Two-thirds of the 469 schools questioned said they would have AS levels in some form.
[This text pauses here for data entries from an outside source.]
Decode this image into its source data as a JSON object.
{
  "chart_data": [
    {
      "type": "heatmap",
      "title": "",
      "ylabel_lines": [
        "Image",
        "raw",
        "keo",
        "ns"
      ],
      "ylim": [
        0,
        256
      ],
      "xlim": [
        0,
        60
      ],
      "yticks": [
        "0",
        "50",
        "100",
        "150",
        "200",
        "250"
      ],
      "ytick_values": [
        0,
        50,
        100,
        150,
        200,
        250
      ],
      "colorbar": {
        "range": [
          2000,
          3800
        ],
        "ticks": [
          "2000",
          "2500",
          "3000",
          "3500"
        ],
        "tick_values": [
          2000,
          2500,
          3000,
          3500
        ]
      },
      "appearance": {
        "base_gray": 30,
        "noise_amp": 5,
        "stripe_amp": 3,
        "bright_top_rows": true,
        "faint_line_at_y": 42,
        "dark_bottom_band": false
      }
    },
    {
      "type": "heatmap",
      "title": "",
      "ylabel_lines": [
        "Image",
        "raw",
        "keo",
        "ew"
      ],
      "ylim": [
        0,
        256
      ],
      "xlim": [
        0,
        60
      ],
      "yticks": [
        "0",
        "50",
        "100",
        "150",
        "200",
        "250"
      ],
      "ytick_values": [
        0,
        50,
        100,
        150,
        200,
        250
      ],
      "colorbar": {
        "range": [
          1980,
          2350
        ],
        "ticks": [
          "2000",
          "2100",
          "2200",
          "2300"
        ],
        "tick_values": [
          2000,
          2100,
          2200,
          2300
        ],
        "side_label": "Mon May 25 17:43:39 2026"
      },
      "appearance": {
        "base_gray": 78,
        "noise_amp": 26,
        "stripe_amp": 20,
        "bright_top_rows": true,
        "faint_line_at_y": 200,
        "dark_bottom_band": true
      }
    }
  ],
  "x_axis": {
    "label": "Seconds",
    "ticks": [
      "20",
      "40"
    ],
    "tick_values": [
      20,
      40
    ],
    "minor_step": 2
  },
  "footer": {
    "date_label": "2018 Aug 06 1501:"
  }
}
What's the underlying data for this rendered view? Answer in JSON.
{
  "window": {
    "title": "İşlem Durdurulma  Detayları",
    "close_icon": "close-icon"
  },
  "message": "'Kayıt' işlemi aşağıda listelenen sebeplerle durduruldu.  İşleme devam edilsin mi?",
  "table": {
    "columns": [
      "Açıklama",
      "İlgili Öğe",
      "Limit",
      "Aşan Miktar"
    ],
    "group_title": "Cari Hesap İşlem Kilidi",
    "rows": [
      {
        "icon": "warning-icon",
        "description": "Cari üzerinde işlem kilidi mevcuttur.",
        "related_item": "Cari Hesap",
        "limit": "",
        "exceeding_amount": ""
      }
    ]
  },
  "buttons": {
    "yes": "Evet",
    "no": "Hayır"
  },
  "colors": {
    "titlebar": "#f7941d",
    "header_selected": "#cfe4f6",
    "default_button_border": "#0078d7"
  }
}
However, 18 per cent remain undecided.
As part of government reforms, new A level qualifications are being introduced which will see a return to terminal examination at the end of the two-year courses.
Teaching for the first tranche of reformed A levels begins in September 2015, with others to follow in 2016 and 2017.
As part of the reforms, the link between AS and A levels is being cut from September.
It means that from September 2018, young people in England will be making university applications with a full set of reformed A levels (A levels from Northern Ireland and Wales will remain in the AS/A2 format).
The move has been criticised by Cambridge University, which has said that AS levels offer a “strong measure” of how well students are likely to perform at A level.
However, the Department for Education (DfE) has said that AS levels are an “unnecessary burden” on teachers and students and that students will still be able to sit AS levels if they want to.
Around two-thirds of the UCAS respondents said they planned to wait until 2017, when the A level reforms have been completely introduced, before reviewing their qualification programmes.
Mary Curnock Cook, UCAS chief executive, said: “The findings and comments in this survey clearly show a high level of uncertainty among schools and colleges, and a wide range of responses to the A level reform.
“With no one single curriculum model dominating, it is likely that more students will be applying to higher education holding a greater diversity of qualifications.
“I am confident that universities and colleges will be flexible in accommodating this diversity to ensure that students are not disadvantaged as a result of qualification choices made by their school or college.” Photo: iStock